Interim Police Chief Brian Manley and other department brass conducted an hours-long disciplinary hearing for the officers Friday that also included their attorneys and union representatives.
Four sources said the incident happened nearly six months ago when Richter and members of a specialized team in the department’s organized crime division tasked with serving felony warrants were trying to arrest a suspect, who has a criminal history that includes violent offenses. The officers used tactics that supervisors deemed inappropriate, which triggered an internal affairs investigation, said the sources, who declined to be identified because the matter is pending.
The incident was captured on video by an Austin police helicopter, which investigators used as evidence in the case. It was not clear what, if anything, may have precipitated any use of force against the man, who is Hispanic.
Additional details of what happened will not be made public until Manley decides on the punishment and files documents about the case with the city’s civil service commission. If the officers are suspended or terminated, evidence in the case, including the video, may be released in coming days.
Police officials also alerted prosecutors in the civil rights division of the Travis County District Attorney’s office about the case, which they have been investigating.
Erica Grigg, an attorney who represents Breaion King, who was thrown to the ground in 2015 when Richter arrested her, said she is not surprised that Richter’s tactics are again under scrutiny.
“Ms. King believes, and I think a lot of us believe, that if you do badly at your job, then there should be repercussions,” Grigg said.
King has an ongoing civil lawsuit against the city.
Manley said Sunday he is prevented by state law from commenting on a pending matter. Doug O’Connell, an attorney who represents Richter, and Ken Casaday, president of the Austin Police Association, also declined to comment.
Richter was widely condemned for his 2015 arrest of King, whom he stopped for speeding along Riverside Drive.
The arrest had received little scrutiny until a year later, when the American-Statesman and KVUE-TV obtained video from Richter’s patrol car that showed the encounter quickly and dramatically escalating.

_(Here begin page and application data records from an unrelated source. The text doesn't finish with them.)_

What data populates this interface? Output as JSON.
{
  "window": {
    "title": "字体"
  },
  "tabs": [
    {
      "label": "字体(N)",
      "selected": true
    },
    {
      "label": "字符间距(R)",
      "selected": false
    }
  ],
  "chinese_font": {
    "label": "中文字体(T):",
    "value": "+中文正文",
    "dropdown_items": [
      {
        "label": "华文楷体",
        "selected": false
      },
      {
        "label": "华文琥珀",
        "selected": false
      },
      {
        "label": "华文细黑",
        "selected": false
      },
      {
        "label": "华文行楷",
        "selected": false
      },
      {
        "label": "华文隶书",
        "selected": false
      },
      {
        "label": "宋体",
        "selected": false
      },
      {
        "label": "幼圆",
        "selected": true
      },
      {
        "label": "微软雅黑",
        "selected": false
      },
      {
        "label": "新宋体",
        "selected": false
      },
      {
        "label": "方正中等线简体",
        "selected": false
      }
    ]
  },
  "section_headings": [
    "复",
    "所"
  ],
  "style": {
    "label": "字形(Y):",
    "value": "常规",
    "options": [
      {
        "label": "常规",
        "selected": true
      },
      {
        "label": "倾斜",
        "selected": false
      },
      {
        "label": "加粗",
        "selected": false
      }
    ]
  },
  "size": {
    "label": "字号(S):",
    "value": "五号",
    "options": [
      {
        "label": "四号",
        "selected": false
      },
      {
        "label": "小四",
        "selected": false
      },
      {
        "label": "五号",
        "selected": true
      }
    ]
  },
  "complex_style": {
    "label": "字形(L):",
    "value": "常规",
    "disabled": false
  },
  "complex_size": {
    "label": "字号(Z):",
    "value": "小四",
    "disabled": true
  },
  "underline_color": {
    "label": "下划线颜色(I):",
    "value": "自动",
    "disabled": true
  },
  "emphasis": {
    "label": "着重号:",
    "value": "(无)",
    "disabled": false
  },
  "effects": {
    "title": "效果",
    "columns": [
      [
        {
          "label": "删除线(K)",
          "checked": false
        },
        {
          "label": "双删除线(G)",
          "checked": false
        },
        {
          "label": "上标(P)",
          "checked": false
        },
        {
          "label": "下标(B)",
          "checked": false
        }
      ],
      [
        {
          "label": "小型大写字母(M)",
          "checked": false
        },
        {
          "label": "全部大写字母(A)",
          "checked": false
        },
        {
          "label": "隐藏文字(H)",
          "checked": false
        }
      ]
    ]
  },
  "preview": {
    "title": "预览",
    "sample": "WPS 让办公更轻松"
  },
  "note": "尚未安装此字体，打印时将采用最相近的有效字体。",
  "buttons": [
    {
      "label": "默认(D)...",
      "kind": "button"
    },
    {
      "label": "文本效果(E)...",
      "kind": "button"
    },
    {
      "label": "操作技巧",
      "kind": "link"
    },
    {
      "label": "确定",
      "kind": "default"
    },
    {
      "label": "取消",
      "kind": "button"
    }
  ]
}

Richter, who is white, first commanded King, who is black, to close her car door but then forcibly removed her from the driver’s seat, pulled her across a vacant parking space and hurled her to the asphalt.

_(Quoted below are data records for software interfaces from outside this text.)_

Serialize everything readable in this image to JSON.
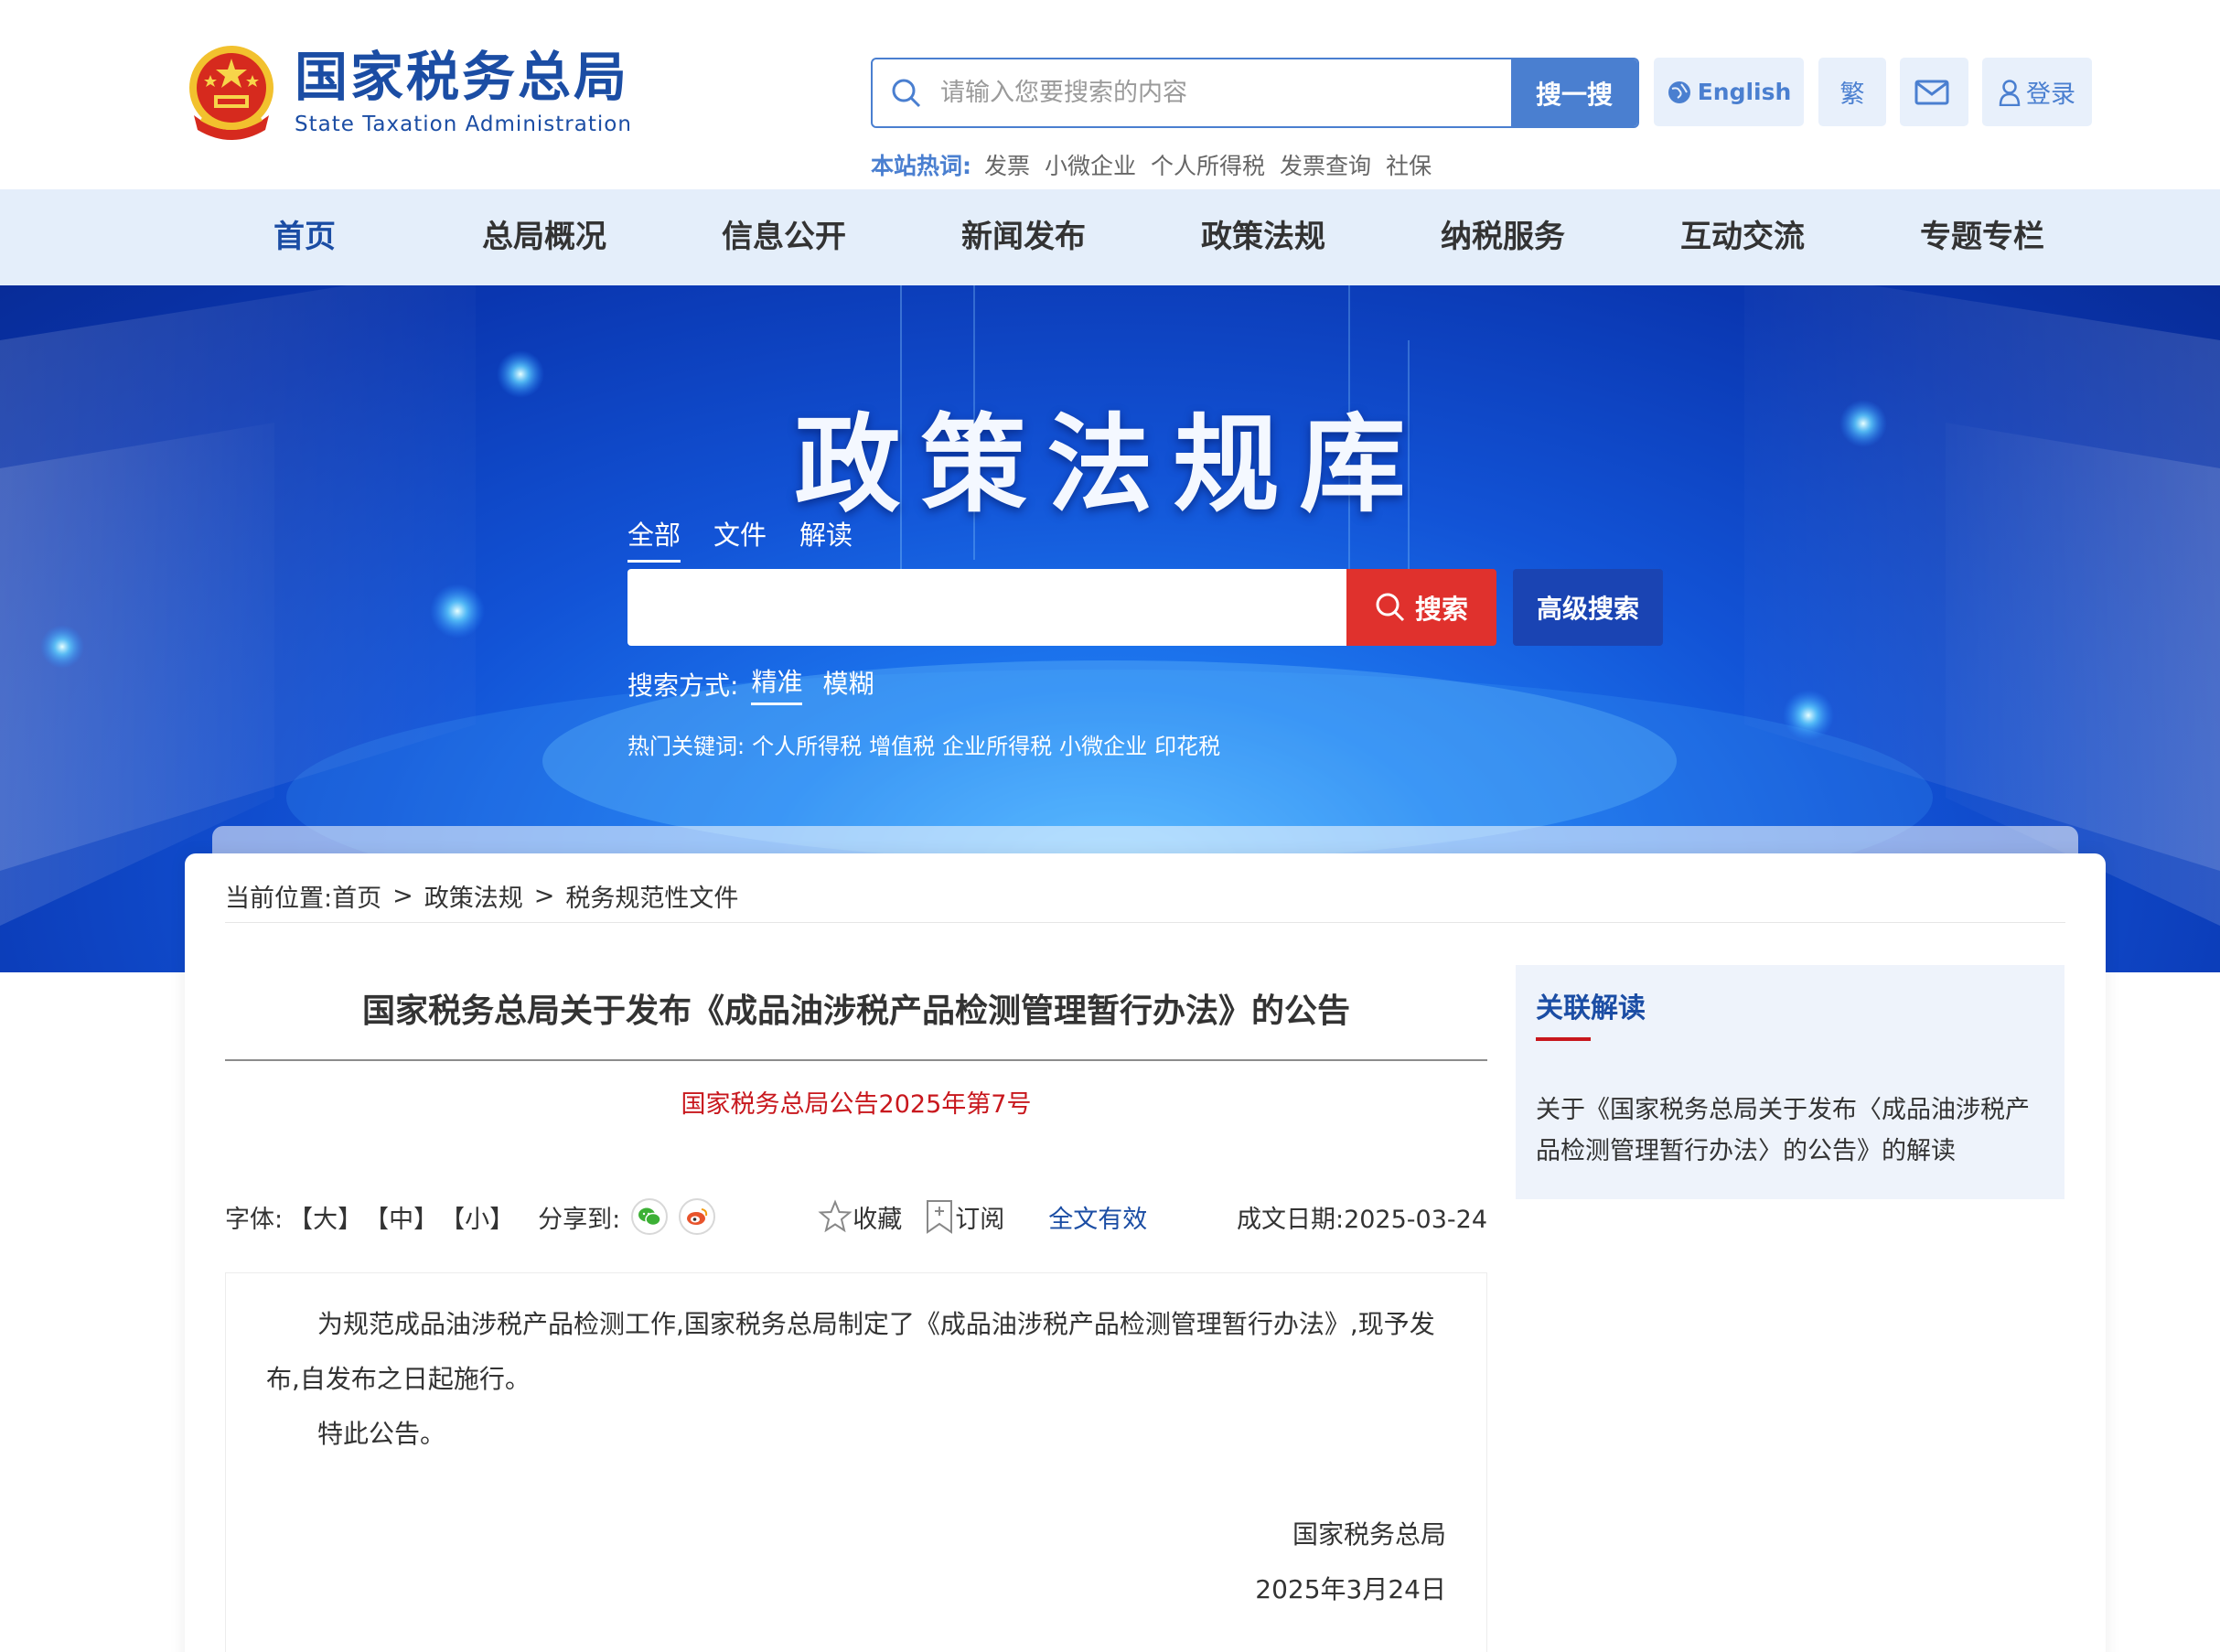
{
  "header": {
    "logo_cn": "国家税务总局",
    "logo_en": "State Taxation Administration",
    "search_placeholder": "请输入您要搜索的内容",
    "search_button": "搜一搜",
    "english_label": "English",
    "traditional_label": "繁",
    "login_label": "登录",
    "hotwords_label": "本站热词:",
    "hotwords": [
      "发票",
      "小微企业",
      "个人所得税",
      "发票查询",
      "社保"
    ]
  },
  "nav": {
    "items": [
      "首页",
      "总局概况",
      "信息公开",
      "新闻发布",
      "政策法规",
      "纳税服务",
      "互动交流",
      "专题专栏"
    ]
  },
  "banner": {
    "title": "政策法规库",
    "tabs": [
      "全部",
      "文件",
      "解读"
    ],
    "search_button": "搜索",
    "advanced_button": "高级搜索",
    "mode_label": "搜索方式:",
    "modes": [
      "精准",
      "模糊"
    ],
    "hot_label": "热门关键词:",
    "hot_keywords": [
      "个人所得税",
      "增值税",
      "企业所得税",
      "小微企业",
      "印花税"
    ]
  },
  "breadcrumb": {
    "label": "当前位置:",
    "items": [
      "首页",
      "政策法规",
      "税务规范性文件"
    ],
    "separator": ">"
  },
  "article": {
    "title": "国家税务总局关于发布《成品油涉税产品检测管理暂行办法》的公告",
    "doc_no": "国家税务总局公告2025年第7号",
    "font_label": "字体:",
    "font_sizes": [
      "【大】",
      "【中】",
      "【小】"
    ],
    "share_label": "分享到:",
    "collect": "收藏",
    "subscribe": "订阅",
    "validity": "全文有效",
    "date": "成文日期:2025-03-24",
    "para1": "为规范成品油涉税产品检测工作,国家税务总局制定了《成品油涉税产品检测管理暂行办法》,现予发布,自发布之日起施行。",
    "para2": "特此公告。",
    "signer": "国家税务总局",
    "sign_date": "2025年3月24日"
  },
  "sidebar": {
    "title": "关联解读",
    "link": "关于《国家税务总局关于发布〈成品油涉税产品检测管理暂行办法〉的公告》的解读"
  },
  "colors": {
    "brand_blue": "#1b4da4",
    "accent_blue": "#4a7fd0",
    "nav_bg": "#e4eefa",
    "red": "#c8171d",
    "search_red": "#e0312d"
  }
}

Richter said in a written report at the time that he didn’t know if King had a weapon and that she resisted by wrapping her arms around the steering wheel of the car.
Minutes later, as King was being taken to jail, officer Patrick Spradlin and King discussed race relations and interactions between police and African-Americans, and Spradlin made comments about the “violent tendencies” of blacks.
Richter’s supervisors reviewed the incident at the time and gave him a reprimand — the lowest form of departmental discipline. Spradlin’s comments went unnoticed until the Statesman’s report.
A Travis County grand jury later reviewed the case and did not indict Richter.
Internally, the arrest prompted the police department to alter how use-of-force cases are handled because department leaders were livid they had never been briefed on the case.
Under a “peer review” practice, an officer’s assigned supervisory chain must continue evaluating the lowest level of force encounters, such as the use of hand-to-hand combat and pepper spray. But a separate commander also must sign off on what happened.
The department also has set deadlines for the reviews, saying they must be finalized within 60 days to ensure department officials can impose possible discipline before a state-mandated 180-day deadline.